Samuel Mills Damon's will stated that the assets of the estate would be held in trust until the death of his last grandchild. Last November, the last surviving grandchild, 84-year-old Joan Damon Haig, died in New Jersey. In December, the trust began distributing assets to beneficiaries.

Appeal is pending

Sharon Damon and Madeleine Wright received $24 million each as a result of that distribution.

The Estate of Samuel Mills Damon

Founded: 1924

Assets: $252.3 million

2004 income: $34.5 million

Number of beneficiaries: About 20

Trustees: Walter Dods, David Haig, Fred Weyand and Paul Mullin Ganley

2004 trustees pay: $1.3 million each

Source: Estate of Samuel Mills Damon court filings

The sisters could receive another $75 million each should the state Supreme Court uphold the trust's distribution scheme, which gives each of them about one-eighth of the trust's assets, the largest share.

The Circuit Court ruled in 2001 that the distribution scheme was valid, and the Supreme Court upheld that decision. Members of the Damon family filed an appeal in 2003, which is now pending before the high court.

The $100 million payout would be the largest transfer by any land trust in Hawai'i to a single beneficiary.

Growing up in the Damon household, money was never a problem for Wright or Sharon Damon, said Benjamin "Buzzy" Kneubel, who was married to Sharon Damon from 1966 to 1970. Kneubel lives on Maui, where he works as a longshoreman.

Kneubel recalled that when his ex-wife turned 20, she successfully petitioned her father's trust to buy her a green 912 Porsche sports car.

Shortly after that, Damon's father's estate gave the couple $38,000 to build a home on Maui, state Probate Court records show.

Since turning 21, the sisters each have received about one-eighth of the trust's yearly income.
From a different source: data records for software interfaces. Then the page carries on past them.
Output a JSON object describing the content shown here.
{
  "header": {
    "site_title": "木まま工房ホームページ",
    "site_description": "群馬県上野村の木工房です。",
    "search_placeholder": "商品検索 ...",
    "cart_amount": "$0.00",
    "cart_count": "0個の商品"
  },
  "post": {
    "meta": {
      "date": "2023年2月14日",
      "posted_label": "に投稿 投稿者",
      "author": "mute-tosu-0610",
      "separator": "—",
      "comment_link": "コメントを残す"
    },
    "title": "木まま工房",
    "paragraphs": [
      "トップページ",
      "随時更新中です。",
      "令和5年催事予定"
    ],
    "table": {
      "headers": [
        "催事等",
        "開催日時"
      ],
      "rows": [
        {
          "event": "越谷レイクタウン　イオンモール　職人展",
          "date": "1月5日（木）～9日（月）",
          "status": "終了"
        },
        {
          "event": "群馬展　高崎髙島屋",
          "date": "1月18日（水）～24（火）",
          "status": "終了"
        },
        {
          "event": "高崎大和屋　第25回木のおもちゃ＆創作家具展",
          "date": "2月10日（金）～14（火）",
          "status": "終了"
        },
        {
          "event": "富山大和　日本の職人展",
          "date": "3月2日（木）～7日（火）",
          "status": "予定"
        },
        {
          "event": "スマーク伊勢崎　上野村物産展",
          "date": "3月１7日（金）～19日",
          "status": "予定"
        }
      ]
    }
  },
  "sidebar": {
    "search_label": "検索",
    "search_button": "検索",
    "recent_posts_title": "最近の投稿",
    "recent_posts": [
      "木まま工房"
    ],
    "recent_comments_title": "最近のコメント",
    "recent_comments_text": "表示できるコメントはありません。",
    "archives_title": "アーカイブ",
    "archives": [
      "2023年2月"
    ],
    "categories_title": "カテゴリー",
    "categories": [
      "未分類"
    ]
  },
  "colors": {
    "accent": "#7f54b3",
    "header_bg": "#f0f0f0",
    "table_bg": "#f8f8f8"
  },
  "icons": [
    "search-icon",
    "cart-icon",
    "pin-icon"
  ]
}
In recent years, their share has amounted to about $5 million per sister annually.

'Kind of eccentric'

Neither Sharon Damon nor Wright hold a traditional job, although Wright records and produces Christian spiritual music, according to Haig.

For a while, Sharon Damon lived in a place on Maui called Hiranyaloka Farm, which got its name from the Hindu religion, before moving to California, Kneubel said.

"The Damon heirs have always been kind of eccentric," said local historian Bob Dye.

Despite the high incomes, the sisters have run into problems with paying taxes.

In 1991, the state Department of Taxation issued a lien against Wright for failing to pay $19,887 in income taxes for 1989. The department issued a similar tax lien against Wright in 1980 for failing to pay $39,128 in state income taxes in 1978.

Sharon Damon's finances didn't fare much better.

In 1987, the Internal Revenue Service filed a lien against Sharon Damon for failing to pay $132,586 in taxes for 1985.

That came after the IRS issued a tax lien against Sharon Damon for failing to pay $95,290 in income taxes for 1974.

"Truthfully, I think because she's rich, she has never had to work, so she hadn't learned the value of struggling," said Kneubel of his ex-wife.

Reach Rick Daysog at rdaysog@honoluluadvertiser.com or 525-8064.